* _Assigned task_:
Where a record contains an image, leave the image out and print the rest exactly.

Entries from a dataset of interfaces:
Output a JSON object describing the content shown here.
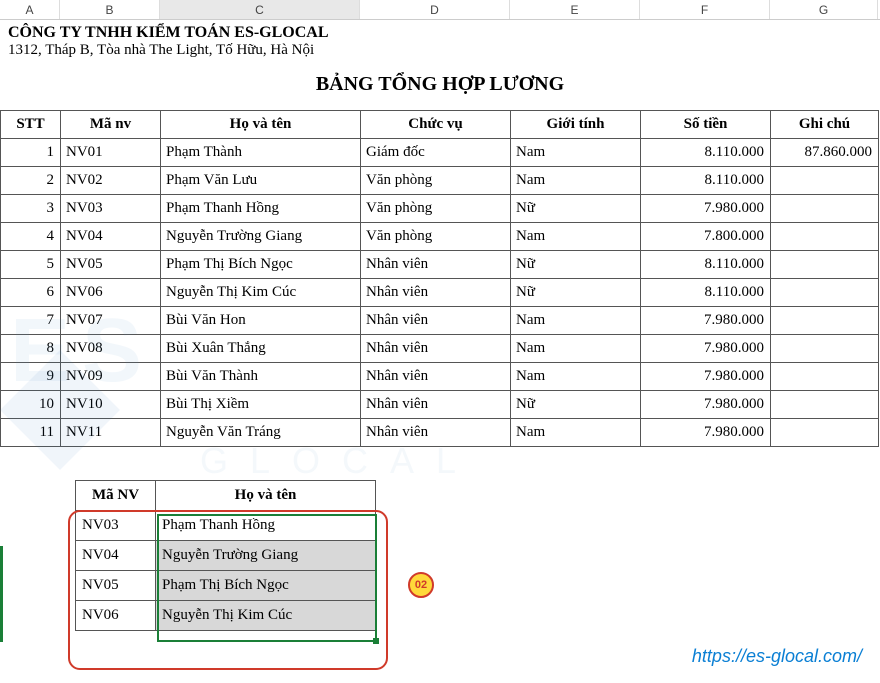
{
  "columns": {
    "A": "A",
    "B": "B",
    "C": "C",
    "D": "D",
    "E": "E",
    "F": "F",
    "G": "G"
  },
  "company": {
    "name": "CÔNG TY TNHH KIỂM TOÁN ES-GLOCAL",
    "address": "1312, Tháp B, Tòa nhà The Light, Tố Hữu, Hà Nội"
  },
  "title": "BẢNG TỔNG HỢP LƯƠNG",
  "headers": {
    "stt": "STT",
    "ma_nv": "Mã nv",
    "ho_ten": "Họ và tên",
    "chuc_vu": "Chức vụ",
    "gioi_tinh": "Giới tính",
    "so_tien": "Số tiền",
    "ghi_chu": "Ghi chú"
  },
  "rows": [
    {
      "stt": "1",
      "ma": "NV01",
      "ten": "Phạm Thành",
      "cv": "Giám đốc",
      "gt": "Nam",
      "tien": "8.110.000",
      "gc": "87.860.000"
    },
    {
      "stt": "2",
      "ma": "NV02",
      "ten": "Phạm Văn Lưu",
      "cv": "Văn phòng",
      "gt": "Nam",
      "tien": "8.110.000",
      "gc": ""
    },
    {
      "stt": "3",
      "ma": "NV03",
      "ten": "Phạm Thanh Hồng",
      "cv": "Văn phòng",
      "gt": "Nữ",
      "tien": "7.980.000",
      "gc": ""
    },
    {
      "stt": "4",
      "ma": "NV04",
      "ten": "Nguyễn Trường Giang",
      "cv": "Văn phòng",
      "gt": "Nam",
      "tien": "7.800.000",
      "gc": ""
    },
    {
      "stt": "5",
      "ma": "NV05",
      "ten": "Phạm Thị Bích Ngọc",
      "cv": "Nhân viên",
      "gt": "Nữ",
      "tien": "8.110.000",
      "gc": ""
    },
    {
      "stt": "6",
      "ma": "NV06",
      "ten": "Nguyễn Thị Kim Cúc",
      "cv": "Nhân viên",
      "gt": "Nữ",
      "tien": "8.110.000",
      "gc": ""
    },
    {
      "stt": "7",
      "ma": "NV07",
      "ten": "Bùi Văn Hon",
      "cv": "Nhân viên",
      "gt": "Nam",
      "tien": "7.980.000",
      "gc": ""
    },
    {
      "stt": "8",
      "ma": "NV08",
      "ten": "Bùi Xuân Thắng",
      "cv": "Nhân viên",
      "gt": "Nam",
      "tien": "7.980.000",
      "gc": ""
    },
    {
      "stt": "9",
      "ma": "NV09",
      "ten": "Bùi Văn Thành",
      "cv": "Nhân viên",
      "gt": "Nam",
      "tien": "7.980.000",
      "gc": ""
    },
    {
      "stt": "10",
      "ma": "NV10",
      "ten": "Bùi Thị Xiềm",
      "cv": "Nhân viên",
      "gt": "Nữ",
      "tien": "7.980.000",
      "gc": ""
    },
    {
      "stt": "11",
      "ma": "NV11",
      "ten": "Nguyễn Văn Tráng",
      "cv": "Nhân viên",
      "gt": "Nam",
      "tien": "7.980.000",
      "gc": ""
    }
  ],
  "small_headers": {
    "ma": "Mã NV",
    "ten": "Họ và tên"
  },
  "small_rows": [
    {
      "ma": "NV03",
      "ten": "Phạm Thanh Hồng",
      "sel": false
    },
    {
      "ma": "NV04",
      "ten": "Nguyễn Trường Giang",
      "sel": true
    },
    {
      "ma": "NV05",
      "ten": "Phạm Thị Bích Ngọc",
      "sel": true
    },
    {
      "ma": "NV06",
      "ten": "Nguyễn Thị Kim Cúc",
      "sel": true
    }
  ],
  "badge": "02",
  "link": "https://es-glocal.com/"
}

* _Written solution_:
Output a JSON object describing the content shown here.
{
  "columns": {
    "A": "A",
    "B": "B",
    "C": "C",
    "D": "D",
    "E": "E",
    "F": "F",
    "G": "G"
  },
  "company": {
    "name": "CÔNG TY TNHH KIỂM TOÁN ES-GLOCAL",
    "address": "1312, Tháp B, Tòa nhà The Light, Tố Hữu, Hà Nội"
  },
  "title": "BẢNG TỔNG HỢP LƯƠNG",
  "headers": {
    "stt": "STT",
    "ma_nv": "Mã nv",
    "ho_ten": "Họ và tên",
    "chuc_vu": "Chức vụ",
    "gioi_tinh": "Giới tính",
    "so_tien": "Số tiền",
    "ghi_chu": "Ghi chú"
  },
  "rows": [
    {
      "stt": "1",
      "ma": "NV01",
      "ten": "Phạm Thành",
      "cv": "Giám đốc",
      "gt": "Nam",
      "tien": "8.110.000",
      "gc": "87.860.000"
    },
    {
      "stt": "2",
      "ma": "NV02",
      "ten": "Phạm Văn Lưu",
      "cv": "Văn phòng",
      "gt": "Nam",
      "tien": "8.110.000",
      "gc": ""
    },
    {
      "stt": "3",
      "ma": "NV03",
      "ten": "Phạm Thanh Hồng",
      "cv": "Văn phòng",
      "gt": "Nữ",
      "tien": "7.980.000",
      "gc": ""
    },
    {
      "stt": "4",
      "ma": "NV04",
      "ten": "Nguyễn Trường Giang",
      "cv": "Văn phòng",
      "gt": "Nam",
      "tien": "7.800.000",
      "gc": ""
    },
    {
      "stt": "5",
      "ma": "NV05",
      "ten": "Phạm Thị Bích Ngọc",
      "cv": "Nhân viên",
      "gt": "Nữ",
      "tien": "8.110.000",
      "gc": ""
    },
    {
      "stt": "6",
      "ma": "NV06",
      "ten": "Nguyễn Thị Kim Cúc",
      "cv": "Nhân viên",
      "gt": "Nữ",
      "tien": "8.110.000",
      "gc": ""
    },
    {
      "stt": "7",
      "ma": "NV07",
      "ten": "Bùi Văn Hon",
      "cv": "Nhân viên",
      "gt": "Nam",
      "tien": "7.980.000",
      "gc": ""
    },
    {
      "stt": "8",
      "ma": "NV08",
      "ten": "Bùi Xuân Thắng",
      "cv": "Nhân viên",
      "gt": "Nam",
      "tien": "7.980.000",
      "gc": ""
    },
    {
      "stt": "9",
      "ma": "NV09",
      "ten": "Bùi Văn Thành",
      "cv": "Nhân viên",
      "gt": "Nam",
      "tien": "7.980.000",
      "gc": ""
    },
    {
      "stt": "10",
      "ma": "NV10",
      "ten": "Bùi Thị Xiềm",
      "cv": "Nhân viên",
      "gt": "Nữ",
      "tien": "7.980.000",
      "gc": ""
    },
    {
      "stt": "11",
      "ma": "NV11",
      "ten": "Nguyễn Văn Tráng",
      "cv": "Nhân viên",
      "gt": "Nam",
      "tien": "7.980.000",
      "gc": ""
    }
  ],
  "small_headers": {
    "ma": "Mã NV",
    "ten": "Họ và tên"
  },
  "small_rows": [
    {
      "ma": "NV03",
      "ten": "Phạm Thanh Hồng",
      "sel": false
    },
    {
      "ma": "NV04",
      "ten": "Nguyễn Trường Giang",
      "sel": true
    },
    {
      "ma": "NV05",
      "ten": "Phạm Thị Bích Ngọc",
      "sel": true
    },
    {
      "ma": "NV06",
      "ten": "Nguyễn Thị Kim Cúc",
      "sel": true
    }
  ],
  "badge": "02",
  "link": "https://es-glocal.com/"
}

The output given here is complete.